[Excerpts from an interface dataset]
——————————
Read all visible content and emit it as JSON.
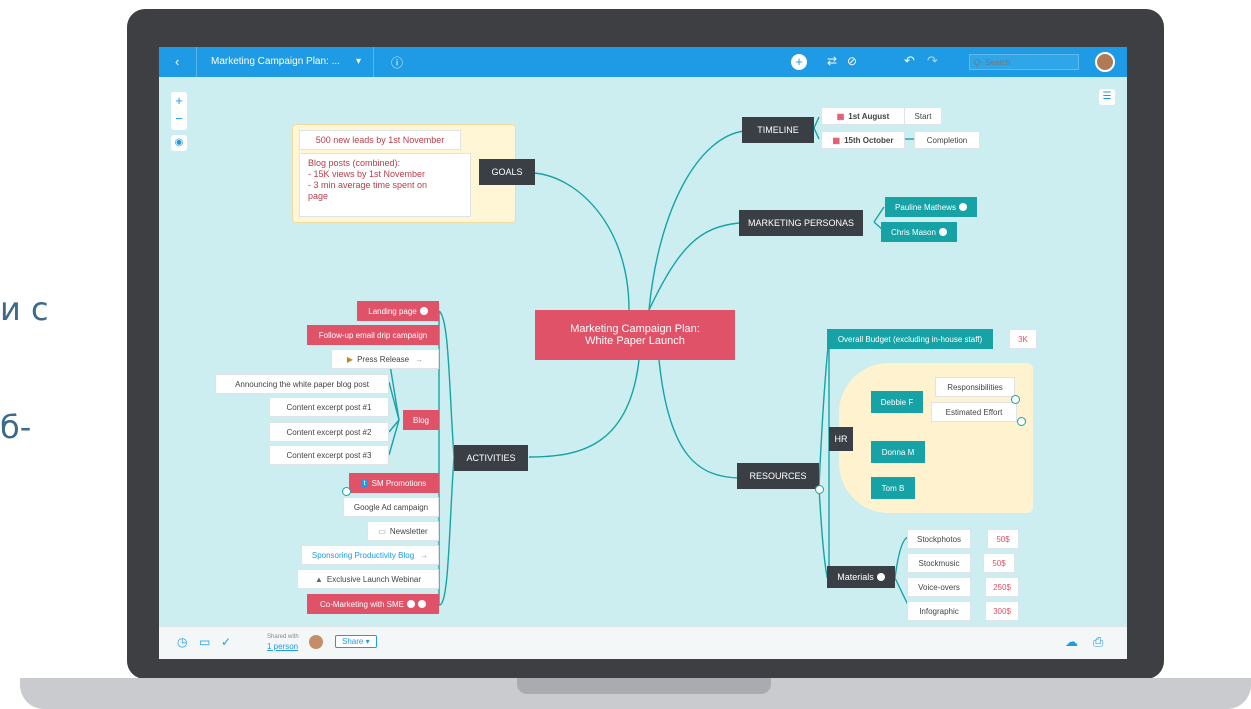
{
  "side_text": {
    "line1": "и с",
    "line2": "б-"
  },
  "header": {
    "back_icon": "chevron-left-icon",
    "doc_title": "Marketing Campaign Plan: ...",
    "dropdown_icon": "caret-down-icon",
    "info_icon": "info-icon",
    "add_icon": "plus-circle-icon",
    "search_placeholder": "Q- Search"
  },
  "left_tools": {
    "zoom_in": "+",
    "zoom_out": "−"
  },
  "central": {
    "line1": "Marketing Campaign Plan:",
    "line2": "White Paper Launch"
  },
  "goals": {
    "label": "GOALS",
    "items": [
      "500 new leads by 1st November",
      "Blog posts (combined):",
      "- 15K views by 1st November",
      "- 3 min average time spent on",
      "page"
    ]
  },
  "timeline": {
    "label": "TIMELINE",
    "dates": [
      "1st August",
      "15th October"
    ],
    "notes": [
      "Start",
      "Completion"
    ]
  },
  "personas": {
    "label": "MARKETING PERSONAS",
    "people": [
      "Pauline Mathews",
      "Chris Mason"
    ]
  },
  "activities": {
    "label": "ACTIVITIES",
    "items": [
      "Landing page",
      "Follow-up email drip campaign",
      "Press Release",
      "Blog",
      "SM Promotions",
      "Google Ad campaign",
      "Newsletter",
      "Sponsoring Productivity Blog",
      "Exclusive Launch Webinar",
      "Co-Marketing with SME"
    ],
    "blog_posts": [
      "Announcing the white paper blog post",
      "Content excerpt post #1",
      "Content excerpt post #2",
      "Content excerpt post #3"
    ]
  },
  "resources": {
    "label": "RESOURCES",
    "budget": "Overall Budget (excluding in-house staff)",
    "budget_value": "3K",
    "hr": "HR",
    "hr_people": [
      "Debbie F",
      "Donna M",
      "Tom B"
    ],
    "debbie_tasks": [
      "Responsibilities",
      "Estimated Effort"
    ],
    "materials": "Materials",
    "material_items": [
      "Stockphotos",
      "Stockmusic",
      "Voice-overs",
      "Infographic"
    ],
    "material_costs": [
      "50$",
      "50$",
      "250$",
      "300$"
    ]
  },
  "footer": {
    "shared_with": "Shared with",
    "person": "1 person",
    "share": "Share ▾"
  },
  "colors": {
    "accent": "#1e9be4",
    "canvas": "#cdeef1",
    "red": "#e05268",
    "teal": "#17a3a5",
    "dark": "#3a3f46"
  }
}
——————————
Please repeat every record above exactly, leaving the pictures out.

Read all visible content and emit it as JSON.
{
  "side_text": {
    "line1": "и с",
    "line2": "б-"
  },
  "header": {
    "back_icon": "chevron-left-icon",
    "doc_title": "Marketing Campaign Plan: ...",
    "dropdown_icon": "caret-down-icon",
    "info_icon": "info-icon",
    "add_icon": "plus-circle-icon",
    "search_placeholder": "Q- Search"
  },
  "left_tools": {
    "zoom_in": "+",
    "zoom_out": "−"
  },
  "central": {
    "line1": "Marketing Campaign Plan:",
    "line2": "White Paper Launch"
  },
  "goals": {
    "label": "GOALS",
    "items": [
      "500 new leads by 1st November",
      "Blog posts (combined):",
      "- 15K views by 1st November",
      "- 3 min average time spent on",
      "page"
    ]
  },
  "timeline": {
    "label": "TIMELINE",
    "dates": [
      "1st August",
      "15th October"
    ],
    "notes": [
      "Start",
      "Completion"
    ]
  },
  "personas": {
    "label": "MARKETING PERSONAS",
    "people": [
      "Pauline Mathews",
      "Chris Mason"
    ]
  },
  "activities": {
    "label": "ACTIVITIES",
    "items": [
      "Landing page",
      "Follow-up email drip campaign",
      "Press Release",
      "Blog",
      "SM Promotions",
      "Google Ad campaign",
      "Newsletter",
      "Sponsoring Productivity Blog",
      "Exclusive Launch Webinar",
      "Co-Marketing with SME"
    ],
    "blog_posts": [
      "Announcing the white paper blog post",
      "Content excerpt post #1",
      "Content excerpt post #2",
      "Content excerpt post #3"
    ]
  },
  "resources": {
    "label": "RESOURCES",
    "budget": "Overall Budget (excluding in-house staff)",
    "budget_value": "3K",
    "hr": "HR",
    "hr_people": [
      "Debbie F",
      "Donna M",
      "Tom B"
    ],
    "debbie_tasks": [
      "Responsibilities",
      "Estimated Effort"
    ],
    "materials": "Materials",
    "material_items": [
      "Stockphotos",
      "Stockmusic",
      "Voice-overs",
      "Infographic"
    ],
    "material_costs": [
      "50$",
      "50$",
      "250$",
      "300$"
    ]
  },
  "footer": {
    "shared_with": "Shared with",
    "person": "1 person",
    "share": "Share ▾"
  },
  "colors": {
    "accent": "#1e9be4",
    "canvas": "#cdeef1",
    "red": "#e05268",
    "teal": "#17a3a5",
    "dark": "#3a3f46"
  }
}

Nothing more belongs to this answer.